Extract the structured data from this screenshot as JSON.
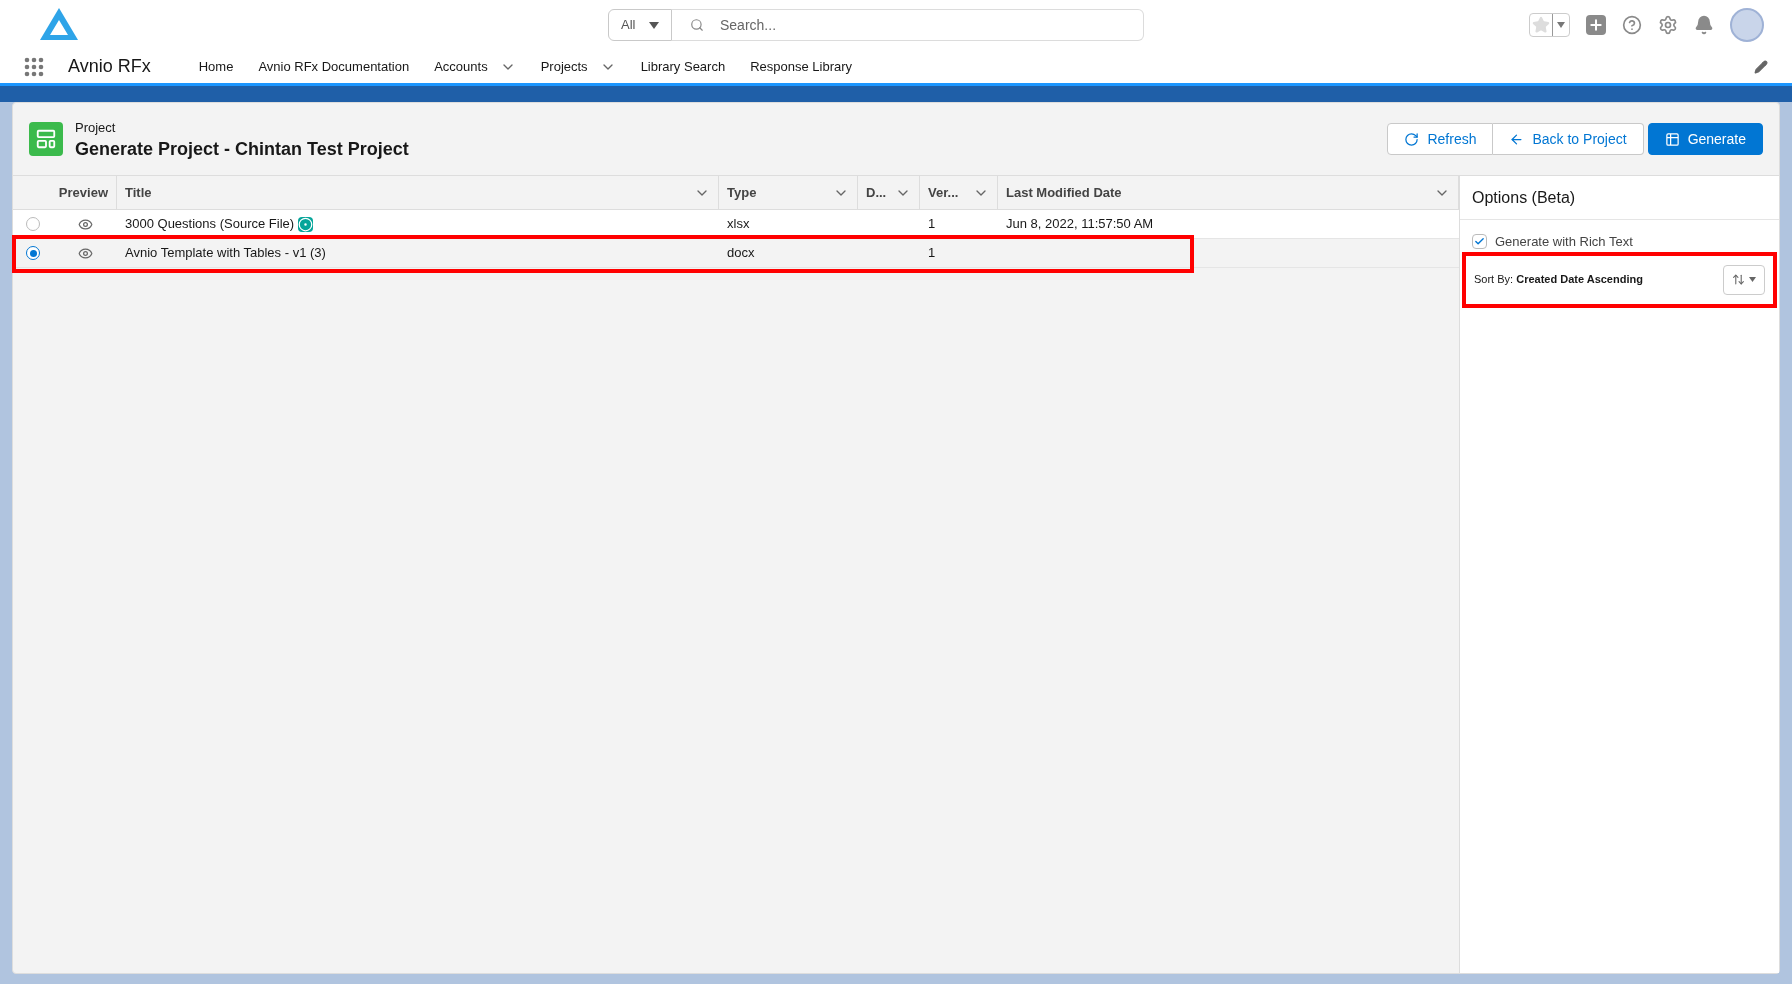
{
  "search": {
    "scope": "All",
    "placeholder": "Search..."
  },
  "app": {
    "name": "Avnio RFx"
  },
  "nav": [
    {
      "label": "Home",
      "has_menu": false
    },
    {
      "label": "Avnio RFx Documentation",
      "has_menu": false
    },
    {
      "label": "Accounts",
      "has_menu": true
    },
    {
      "label": "Projects",
      "has_menu": true
    },
    {
      "label": "Library Search",
      "has_menu": false
    },
    {
      "label": "Response Library",
      "has_menu": false
    }
  ],
  "page": {
    "object": "Project",
    "title": "Generate Project - Chintan Test Project"
  },
  "actions": [
    {
      "label": "Refresh",
      "kind": "refresh"
    },
    {
      "label": "Back to Project",
      "kind": "back"
    },
    {
      "label": "Generate",
      "kind": "primary"
    }
  ],
  "table": {
    "columns": [
      "Preview",
      "Title",
      "Type",
      "D...",
      "Ver...",
      "Last Modified Date"
    ],
    "rows": [
      {
        "selected": false,
        "title": "3000 Questions (Source File)",
        "source": true,
        "highlighted": false,
        "type": "xlsx",
        "version": "1",
        "modified": "Jun 8, 2022, 11:57:50 AM"
      },
      {
        "selected": true,
        "title": "Avnio Template with Tables - v1 (3)",
        "source": false,
        "highlighted": true,
        "type": "docx",
        "version": "1",
        "modified": ""
      }
    ]
  },
  "options": {
    "title": "Options (Beta)",
    "rich_text": {
      "label": "Generate with Rich Text",
      "checked": true
    },
    "sort": {
      "label": "Sort By:",
      "value": "Created Date Ascending",
      "highlighted": true
    }
  }
}
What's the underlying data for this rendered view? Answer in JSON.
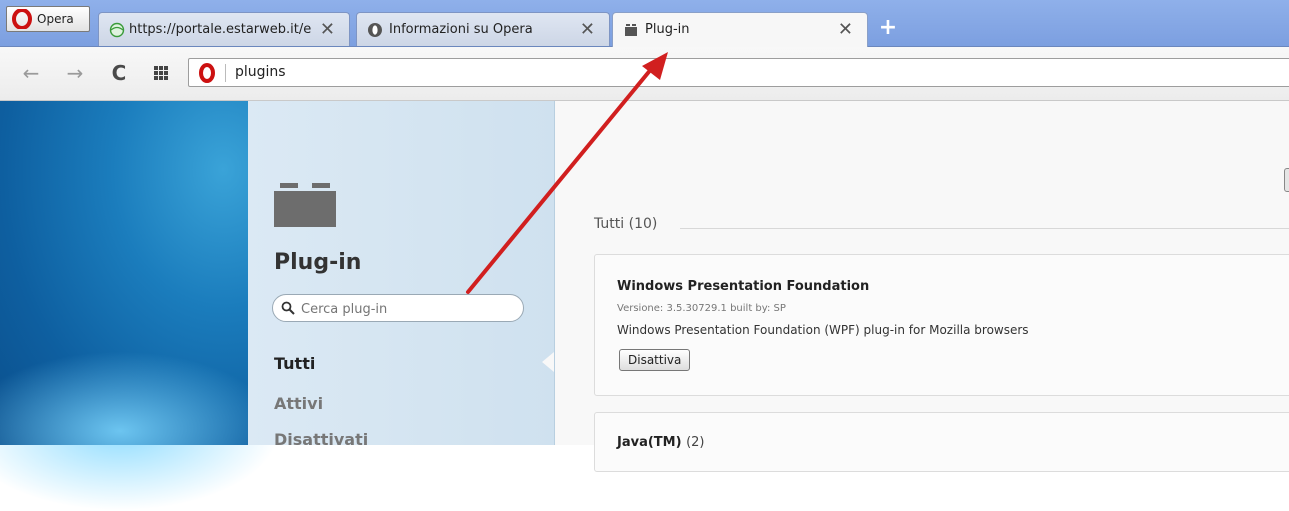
{
  "browser": {
    "menu_label": "Opera",
    "tabs": [
      {
        "title": "https://portale.estarweb.it/e",
        "icon": "globe-icon",
        "active": false
      },
      {
        "title": "Informazioni su Opera",
        "icon": "opera-icon",
        "active": false
      },
      {
        "title": "Plug-in",
        "icon": "plugin-icon",
        "active": true
      }
    ],
    "close_symbol": "✕",
    "new_tab_symbol": "+",
    "address": "plugins"
  },
  "nav_icons": {
    "back": "back-arrow-icon",
    "forward": "forward-arrow-icon",
    "reload": "reload-icon",
    "speed_dial": "speed-dial-icon"
  },
  "sidebar": {
    "title": "Plug-in",
    "search_placeholder": "Cerca plug-in",
    "links": [
      {
        "label": "Tutti",
        "selected": true
      },
      {
        "label": "Attivi",
        "selected": false
      },
      {
        "label": "Disattivati",
        "selected": false
      }
    ]
  },
  "main": {
    "section_heading": "Tutti (10)",
    "plugins": [
      {
        "name": "Windows Presentation Foundation",
        "version": "Versione: 3.5.30729.1 built by: SP",
        "description": "Windows Presentation Foundation (WPF) plug-in for Mozilla browsers",
        "button_label": "Disattiva"
      },
      {
        "name": "Java(TM)",
        "count": "(2)"
      }
    ]
  },
  "colors": {
    "accent_arrow": "#d11f1f",
    "tabbar": "#8fb0ea",
    "sidebar": "#d6e6f2"
  }
}
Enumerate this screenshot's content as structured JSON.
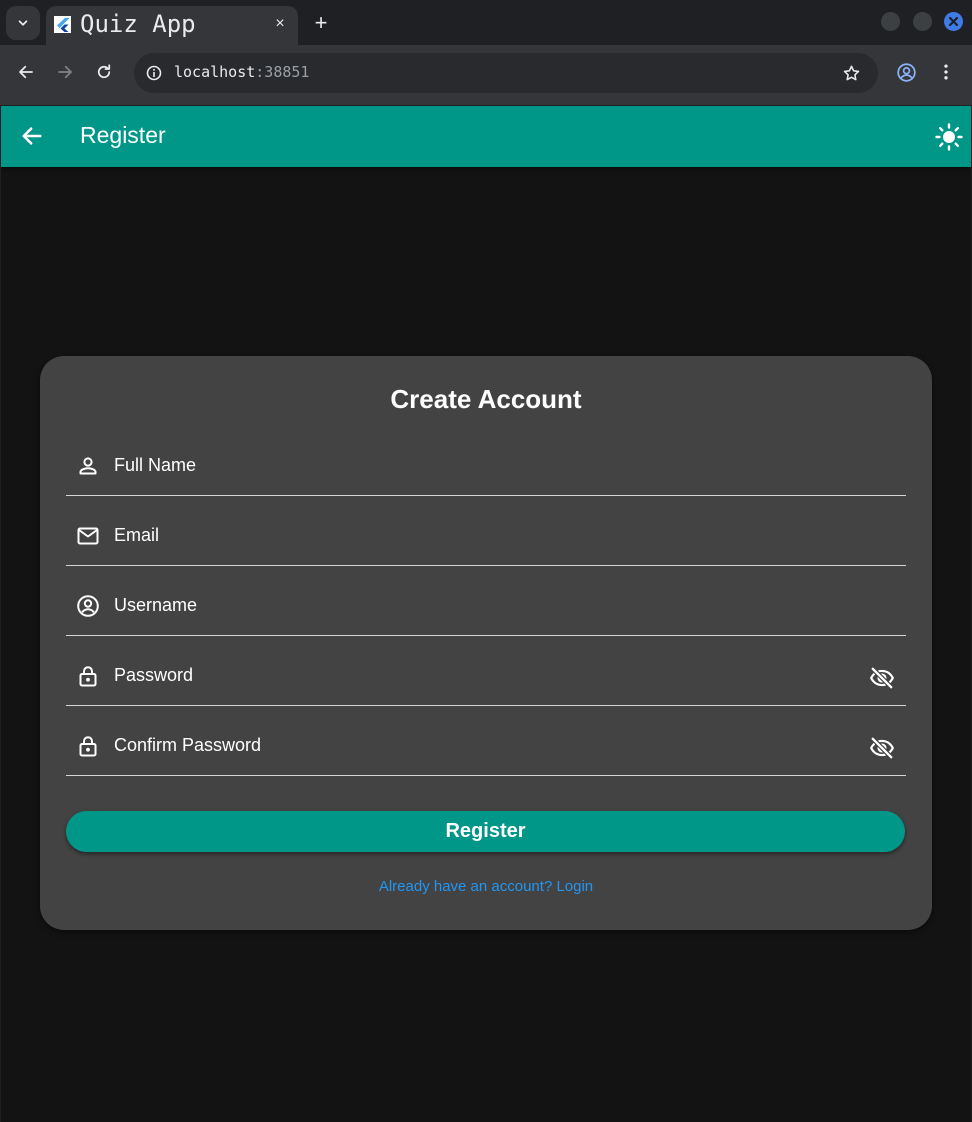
{
  "browser": {
    "tab_title": "Quiz App",
    "tab_close_glyph": "×",
    "new_tab_glyph": "+",
    "url_host": "localhost",
    "url_port": ":38851",
    "icons": [
      "tab-list-icon",
      "flutter-favicon-icon",
      "back-icon",
      "forward-icon",
      "reload-icon",
      "site-info-icon",
      "bookmark-star-icon",
      "profile-icon",
      "menu-icon"
    ]
  },
  "appbar": {
    "title": "Register",
    "color": "#009688",
    "icons": [
      "arrow-back-icon",
      "light-mode-icon"
    ]
  },
  "form": {
    "title": "Create Account",
    "fields": [
      {
        "label": "Full Name",
        "icon": "person-outline-icon"
      },
      {
        "label": "Email",
        "icon": "mail-outline-icon"
      },
      {
        "label": "Username",
        "icon": "account-circle-icon"
      },
      {
        "label": "Password",
        "icon": "lock-icon",
        "suffix_icon": "visibility-off-icon"
      },
      {
        "label": "Confirm Password",
        "icon": "lock-icon",
        "suffix_icon": "visibility-off-icon"
      }
    ],
    "submit_label": "Register",
    "login_link": "Already have an account? Login",
    "link_color": "#2196f3",
    "card_color": "#434343"
  }
}
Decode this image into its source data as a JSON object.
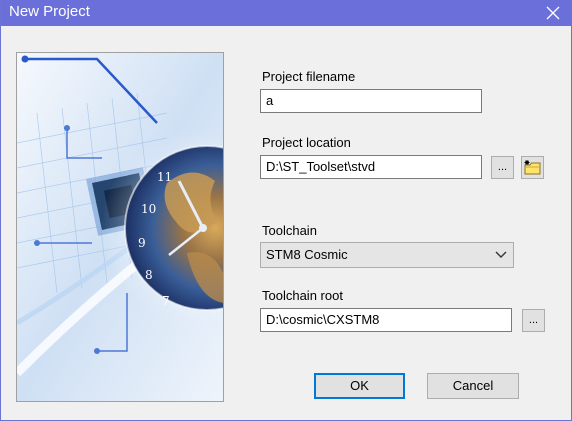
{
  "window": {
    "title": "New Project"
  },
  "icons": {
    "close": "close-icon",
    "browse_folder": "folder-new-icon",
    "dropdown": "chevron-down-icon",
    "illustration": "globe-clock-circuit-illustration"
  },
  "form": {
    "project_filename": {
      "label": "Project filename",
      "value": "a"
    },
    "project_location": {
      "label": "Project location",
      "value": "D:\\ST_Toolset\\stvd",
      "browse_label": "..."
    },
    "toolchain": {
      "label": "Toolchain",
      "selected": "STM8 Cosmic"
    },
    "toolchain_root": {
      "label": "Toolchain root",
      "value": "D:\\cosmic\\CXSTM8",
      "browse_label": "..."
    }
  },
  "buttons": {
    "ok": "OK",
    "cancel": "Cancel"
  },
  "colors": {
    "titlebar": "#6b6fd9",
    "dialog_bg": "#f0f0f0",
    "focus_border": "#0078d7"
  }
}
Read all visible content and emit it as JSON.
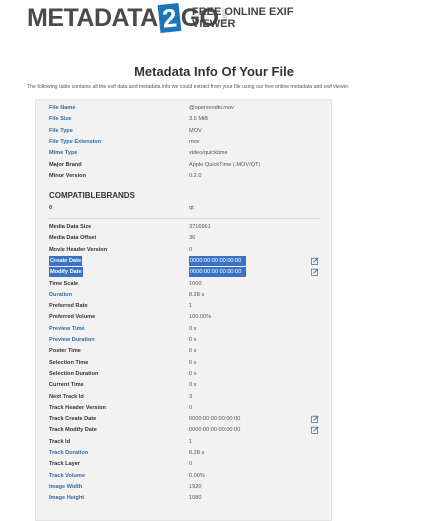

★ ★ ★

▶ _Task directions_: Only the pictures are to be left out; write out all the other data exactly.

▶ _Response to this task_:
Extract the structured data from this screenshot as JSON.
{
  "search": {
    "scope": "All",
    "placeholder": "Search..."
  },
  "app": {
    "name": "Avnio RFx"
  },
  "nav": [
    {
      "label": "Home",
      "has_menu": false
    },
    {
      "label": "Avnio RFx Documentation",
      "has_menu": false
    },
    {
      "label": "Accounts",
      "has_menu": true
    },
    {
      "label": "Projects",
      "has_menu": true
    },
    {
      "label": "Library Search",
      "has_menu": false
    },
    {
      "label": "Response Library",
      "has_menu": false
    }
  ],
  "page": {
    "object": "Project",
    "title": "Generate Project - Chintan Test Project"
  },
  "actions": [
    {
      "label": "Refresh",
      "kind": "refresh"
    },
    {
      "label": "Back to Project",
      "kind": "back"
    },
    {
      "label": "Generate",
      "kind": "primary"
    }
  ],
  "table": {
    "columns": [
      "Preview",
      "Title",
      "Type",
      "D...",
      "Ver...",
      "Last Modified Date"
    ],
    "rows": [
      {
        "selected": false,
        "title": "3000 Questions (Source File)",
        "source": true,
        "highlighted": false,
        "type": "xlsx",
        "version": "1",
        "modified": "Jun 8, 2022, 11:57:50 AM"
      },
      {
        "selected": true,
        "title": "Avnio Template with Tables - v1 (3)",
        "source": false,
        "highlighted": true,
        "type": "docx",
        "version": "1",
        "modified": ""
      }
    ]
  },
  "options": {
    "title": "Options (Beta)",
    "rich_text": {
      "label": "Generate with Rich Text",
      "checked": true
    },
    "sort": {
      "label": "Sort By:",
      "value": "Created Date Ascending",
      "highlighted": true
    }
  }
}
What's the underlying data for this rendered view? Answer in JSON.
{
  "browser": {
    "menu_label": "Opera",
    "tabs": [
      {
        "title": "https://portale.estarweb.it/e",
        "icon": "globe-icon",
        "active": false
      },
      {
        "title": "Informazioni su Opera",
        "icon": "opera-icon",
        "active": false
      },
      {
        "title": "Plug-in",
        "icon": "plugin-icon",
        "active": true
      }
    ],
    "close_symbol": "✕",
    "new_tab_symbol": "+",
    "address": "plugins"
  },
  "nav_icons": {
    "back": "back-arrow-icon",
    "forward": "forward-arrow-icon",
    "reload": "reload-icon",
    "speed_dial": "speed-dial-icon"
  },
  "sidebar": {
    "title": "Plug-in",
    "search_placeholder": "Cerca plug-in",
    "links": [
      {
        "label": "Tutti",
        "selected": true
      },
      {
        "label": "Attivi",
        "selected": false
      },
      {
        "label": "Disattivati",
        "selected": false
      }
    ]
  },
  "main": {
    "section_heading": "Tutti (10)",
    "plugins": [
      {
        "name": "Windows Presentation Foundation",
        "version": "Versione: 3.5.30729.1 built by: SP",
        "description": "Windows Presentation Foundation (WPF) plug-in for Mozilla browsers",
        "button_label": "Disattiva"
      },
      {
        "name": "Java(TM)",
        "count": "(2)"
      }
    ]
  },
  "colors": {
    "accent_arrow": "#d11f1f",
    "tabbar": "#8fb0ea",
    "sidebar": "#d6e6f2"
  }
}
Enumerate this screenshot's content as structured JSON.
{
  "browser": {
    "tab_title": "Quiz App",
    "tab_close_glyph": "×",
    "new_tab_glyph": "+",
    "url_host": "localhost",
    "url_port": ":38851",
    "icons": [
      "tab-list-icon",
      "flutter-favicon-icon",
      "back-icon",
      "forward-icon",
      "reload-icon",
      "site-info-icon",
      "bookmark-star-icon",
      "profile-icon",
      "menu-icon"
    ]
  },
  "appbar": {
    "title": "Register",
    "color": "#009688",
    "icons": [
      "arrow-back-icon",
      "light-mode-icon"
    ]
  },
  "form": {
    "title": "Create Account",
    "fields": [
      {
        "label": "Full Name",
        "icon": "person-outline-icon"
      },
      {
        "label": "Email",
        "icon": "mail-outline-icon"
      },
      {
        "label": "Username",
        "icon": "account-circle-icon"
      },
      {
        "label": "Password",
        "icon": "lock-icon",
        "suffix_icon": "visibility-off-icon"
      },
      {
        "label": "Confirm Password",
        "icon": "lock-icon",
        "suffix_icon": "visibility-off-icon"
      }
    ],
    "submit_label": "Register",
    "login_link": "Already have an account? Login",
    "link_color": "#2196f3",
    "card_color": "#434343"
  }
}
Decode this image into its source data as a JSON object.
{
  "window": {
    "title": "New Project"
  },
  "icons": {
    "close": "close-icon",
    "browse_folder": "folder-new-icon",
    "dropdown": "chevron-down-icon",
    "illustration": "globe-clock-circuit-illustration"
  },
  "form": {
    "project_filename": {
      "label": "Project filename",
      "value": "a"
    },
    "project_location": {
      "label": "Project location",
      "value": "D:\\ST_Toolset\\stvd",
      "browse_label": "..."
    },
    "toolchain": {
      "label": "Toolchain",
      "selected": "STM8 Cosmic"
    },
    "toolchain_root": {
      "label": "Toolchain root",
      "value": "D:\\cosmic\\CXSTM8",
      "browse_label": "..."
    }
  },
  "buttons": {
    "ok": "OK",
    "cancel": "Cancel"
  },
  "colors": {
    "titlebar": "#6b6fd9",
    "dialog_bg": "#f0f0f0",
    "focus_border": "#0078d7"
  }
}
Read all visible content and emit it as JSON.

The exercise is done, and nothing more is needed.